The vaccine is safe, effective and approved by the WHO for preventing infection in children,” says a health ministry official who did not want to be named.
A vaccine-preventable disease, measles is caused by a virus from the paramyxovirus family and spreads through air and direct contact. It causes symptoms of high fever that lasts 4 to 7 days, with a runny nose, a cough, watery eyes, and small white spots inside the cheeks developing in the initial stage. After several days, a rash erupts on the face and upper neck and then spreads to the hands and feet. On average, the rash occurs 14 days after exposure to the virus.

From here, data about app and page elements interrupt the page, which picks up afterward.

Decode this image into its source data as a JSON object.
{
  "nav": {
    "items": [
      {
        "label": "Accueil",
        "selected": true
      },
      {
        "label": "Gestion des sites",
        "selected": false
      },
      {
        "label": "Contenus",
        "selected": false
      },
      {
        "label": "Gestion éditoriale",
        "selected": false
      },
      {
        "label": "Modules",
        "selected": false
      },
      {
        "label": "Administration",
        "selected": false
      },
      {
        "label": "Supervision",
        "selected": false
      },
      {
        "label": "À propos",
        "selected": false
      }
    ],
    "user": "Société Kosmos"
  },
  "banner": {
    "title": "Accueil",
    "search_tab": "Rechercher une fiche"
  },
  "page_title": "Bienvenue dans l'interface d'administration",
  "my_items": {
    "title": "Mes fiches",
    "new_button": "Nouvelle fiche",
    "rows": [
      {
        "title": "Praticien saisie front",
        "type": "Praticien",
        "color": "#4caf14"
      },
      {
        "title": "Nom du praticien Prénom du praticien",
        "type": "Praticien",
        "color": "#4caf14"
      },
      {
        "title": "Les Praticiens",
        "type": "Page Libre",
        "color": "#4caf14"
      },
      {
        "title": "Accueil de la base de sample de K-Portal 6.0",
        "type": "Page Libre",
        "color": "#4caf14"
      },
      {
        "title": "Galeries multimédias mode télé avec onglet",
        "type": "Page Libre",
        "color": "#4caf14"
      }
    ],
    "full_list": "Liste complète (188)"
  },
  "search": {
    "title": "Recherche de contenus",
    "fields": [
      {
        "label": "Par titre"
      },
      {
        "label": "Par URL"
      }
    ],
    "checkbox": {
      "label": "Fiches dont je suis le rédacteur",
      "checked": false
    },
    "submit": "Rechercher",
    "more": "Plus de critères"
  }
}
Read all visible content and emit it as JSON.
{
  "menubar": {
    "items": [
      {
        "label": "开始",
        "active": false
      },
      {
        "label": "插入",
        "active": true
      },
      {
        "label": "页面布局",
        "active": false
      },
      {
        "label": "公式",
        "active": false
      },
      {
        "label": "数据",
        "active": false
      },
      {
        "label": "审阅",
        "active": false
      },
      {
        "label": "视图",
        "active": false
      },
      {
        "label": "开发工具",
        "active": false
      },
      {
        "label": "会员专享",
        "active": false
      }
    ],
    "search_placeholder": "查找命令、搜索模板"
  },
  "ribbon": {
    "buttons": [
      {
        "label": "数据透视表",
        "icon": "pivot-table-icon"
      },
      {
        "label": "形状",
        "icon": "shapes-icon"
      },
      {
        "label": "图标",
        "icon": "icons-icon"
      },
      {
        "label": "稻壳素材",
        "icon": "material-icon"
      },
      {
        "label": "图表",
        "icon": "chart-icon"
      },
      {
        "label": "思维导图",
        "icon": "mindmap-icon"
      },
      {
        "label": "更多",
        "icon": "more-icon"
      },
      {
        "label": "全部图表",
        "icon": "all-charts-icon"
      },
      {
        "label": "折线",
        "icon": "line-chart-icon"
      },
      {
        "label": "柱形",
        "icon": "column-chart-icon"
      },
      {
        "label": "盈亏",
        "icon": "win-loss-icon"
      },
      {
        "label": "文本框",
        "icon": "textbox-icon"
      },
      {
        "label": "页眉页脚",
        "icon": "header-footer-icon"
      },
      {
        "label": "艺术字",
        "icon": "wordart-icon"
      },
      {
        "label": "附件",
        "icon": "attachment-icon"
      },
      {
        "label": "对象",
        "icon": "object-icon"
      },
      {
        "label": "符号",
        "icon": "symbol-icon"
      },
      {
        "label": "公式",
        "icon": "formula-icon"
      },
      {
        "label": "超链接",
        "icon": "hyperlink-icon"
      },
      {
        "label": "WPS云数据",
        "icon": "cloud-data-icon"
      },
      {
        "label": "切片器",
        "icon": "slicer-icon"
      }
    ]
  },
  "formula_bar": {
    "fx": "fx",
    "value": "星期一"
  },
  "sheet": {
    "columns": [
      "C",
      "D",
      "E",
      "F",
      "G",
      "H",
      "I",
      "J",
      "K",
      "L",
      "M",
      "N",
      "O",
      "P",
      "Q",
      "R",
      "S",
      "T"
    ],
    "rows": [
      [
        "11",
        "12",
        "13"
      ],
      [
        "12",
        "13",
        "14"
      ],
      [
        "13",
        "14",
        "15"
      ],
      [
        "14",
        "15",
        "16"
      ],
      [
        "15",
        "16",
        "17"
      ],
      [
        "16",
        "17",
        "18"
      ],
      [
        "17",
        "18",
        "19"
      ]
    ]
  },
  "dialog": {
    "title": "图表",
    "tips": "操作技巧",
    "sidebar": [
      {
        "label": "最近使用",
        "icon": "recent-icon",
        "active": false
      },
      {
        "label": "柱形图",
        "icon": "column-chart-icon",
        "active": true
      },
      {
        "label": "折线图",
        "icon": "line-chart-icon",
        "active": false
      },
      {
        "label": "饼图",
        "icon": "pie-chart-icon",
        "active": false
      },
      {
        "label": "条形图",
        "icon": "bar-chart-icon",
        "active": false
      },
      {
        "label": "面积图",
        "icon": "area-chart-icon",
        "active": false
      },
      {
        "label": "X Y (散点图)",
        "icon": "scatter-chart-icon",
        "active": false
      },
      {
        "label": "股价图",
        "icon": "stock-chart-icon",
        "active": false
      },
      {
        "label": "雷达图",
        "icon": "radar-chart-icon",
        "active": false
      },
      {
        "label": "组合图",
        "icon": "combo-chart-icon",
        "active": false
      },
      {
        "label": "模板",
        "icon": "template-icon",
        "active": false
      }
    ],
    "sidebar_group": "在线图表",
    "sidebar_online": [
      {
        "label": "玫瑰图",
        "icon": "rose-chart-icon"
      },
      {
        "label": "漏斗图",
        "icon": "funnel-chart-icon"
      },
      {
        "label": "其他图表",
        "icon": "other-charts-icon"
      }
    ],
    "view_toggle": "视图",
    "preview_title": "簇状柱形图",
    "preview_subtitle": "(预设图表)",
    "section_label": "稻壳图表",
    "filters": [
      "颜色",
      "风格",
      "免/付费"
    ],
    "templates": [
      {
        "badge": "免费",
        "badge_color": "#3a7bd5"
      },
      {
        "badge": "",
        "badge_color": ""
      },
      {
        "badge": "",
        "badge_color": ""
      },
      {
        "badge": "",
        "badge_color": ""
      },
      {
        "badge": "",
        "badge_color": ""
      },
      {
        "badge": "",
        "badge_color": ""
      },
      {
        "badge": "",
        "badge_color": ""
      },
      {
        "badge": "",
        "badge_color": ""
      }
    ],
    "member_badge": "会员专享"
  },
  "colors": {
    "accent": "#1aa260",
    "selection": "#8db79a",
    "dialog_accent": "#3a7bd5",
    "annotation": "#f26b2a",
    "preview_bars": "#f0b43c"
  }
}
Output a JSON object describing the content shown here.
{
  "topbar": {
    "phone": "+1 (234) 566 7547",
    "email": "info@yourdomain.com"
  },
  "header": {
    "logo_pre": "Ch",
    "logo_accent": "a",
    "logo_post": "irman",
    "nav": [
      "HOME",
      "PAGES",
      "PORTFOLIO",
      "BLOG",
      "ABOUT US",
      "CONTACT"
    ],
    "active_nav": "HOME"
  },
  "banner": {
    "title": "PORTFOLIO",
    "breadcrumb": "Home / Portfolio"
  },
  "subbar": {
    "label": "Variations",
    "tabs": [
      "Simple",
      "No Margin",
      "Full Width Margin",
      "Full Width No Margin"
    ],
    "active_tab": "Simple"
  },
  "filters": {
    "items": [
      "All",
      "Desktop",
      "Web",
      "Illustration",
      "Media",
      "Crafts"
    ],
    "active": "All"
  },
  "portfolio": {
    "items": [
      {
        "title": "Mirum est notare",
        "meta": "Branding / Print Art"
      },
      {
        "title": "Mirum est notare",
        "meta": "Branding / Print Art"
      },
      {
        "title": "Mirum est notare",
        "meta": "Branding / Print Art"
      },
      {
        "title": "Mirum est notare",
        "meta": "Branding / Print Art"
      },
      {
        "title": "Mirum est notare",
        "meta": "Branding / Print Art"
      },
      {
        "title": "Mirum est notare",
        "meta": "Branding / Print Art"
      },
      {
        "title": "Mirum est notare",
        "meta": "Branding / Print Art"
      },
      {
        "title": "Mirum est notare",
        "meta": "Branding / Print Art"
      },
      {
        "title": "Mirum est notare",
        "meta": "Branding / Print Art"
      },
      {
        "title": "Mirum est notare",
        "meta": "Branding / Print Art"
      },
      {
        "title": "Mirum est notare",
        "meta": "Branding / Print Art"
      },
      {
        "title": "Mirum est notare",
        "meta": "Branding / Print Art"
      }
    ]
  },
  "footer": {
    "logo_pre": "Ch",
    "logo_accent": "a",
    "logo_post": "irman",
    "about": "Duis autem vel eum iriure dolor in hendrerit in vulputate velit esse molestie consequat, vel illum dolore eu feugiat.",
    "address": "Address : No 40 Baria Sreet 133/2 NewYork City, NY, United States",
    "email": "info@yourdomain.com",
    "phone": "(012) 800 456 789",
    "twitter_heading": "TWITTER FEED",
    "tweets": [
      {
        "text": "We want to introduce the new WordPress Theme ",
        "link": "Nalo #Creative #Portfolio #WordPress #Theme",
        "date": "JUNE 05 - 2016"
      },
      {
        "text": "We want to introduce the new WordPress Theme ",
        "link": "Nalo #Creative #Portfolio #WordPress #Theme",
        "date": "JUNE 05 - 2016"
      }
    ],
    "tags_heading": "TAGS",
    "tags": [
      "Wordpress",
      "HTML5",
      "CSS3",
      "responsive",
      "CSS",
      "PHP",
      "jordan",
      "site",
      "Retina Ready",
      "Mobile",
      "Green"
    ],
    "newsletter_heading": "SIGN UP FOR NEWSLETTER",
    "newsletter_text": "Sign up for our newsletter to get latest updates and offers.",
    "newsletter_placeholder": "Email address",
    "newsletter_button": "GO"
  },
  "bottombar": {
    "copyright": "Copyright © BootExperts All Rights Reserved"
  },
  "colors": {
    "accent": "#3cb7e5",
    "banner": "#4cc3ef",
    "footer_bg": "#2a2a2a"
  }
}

The MMR vaccine against measles, mumps and rubella is given to children at ages nine months and 15 months under India’s routine immunisation programme, but coverage for the booster shot remains a low 50-60%, which results in partial protection. About 15% of vaccinated children do not develop immunity from the first dose, so unless all the children are fully immunised, an outbreak is likely.
“Globally, measles has a case fatality -- deaths per 100 infections -- of 0.2-0.3%, but in countries with poor public health infrastructure, the case fatality is 1-2%,” said Dr Satish Gupta, health specialist, immunization, Unicef.
A systemic review of studies from across 12 states over four decades showed that the median case fatality ratio in India was 1.63%, with deaths being higher among under-five children and children from the backward class.
“MR-VAC protects those who’ve been missed as well as builds herd immunity in the community by lowering infection and with it, the virus in the environment,” said Dr Gupta. “Much like polio, we have to eliminate the virus from the environment to make it safe for everyone. Vaccination has eliminated measles in the Americas (north and south Americas) , India can do it too.”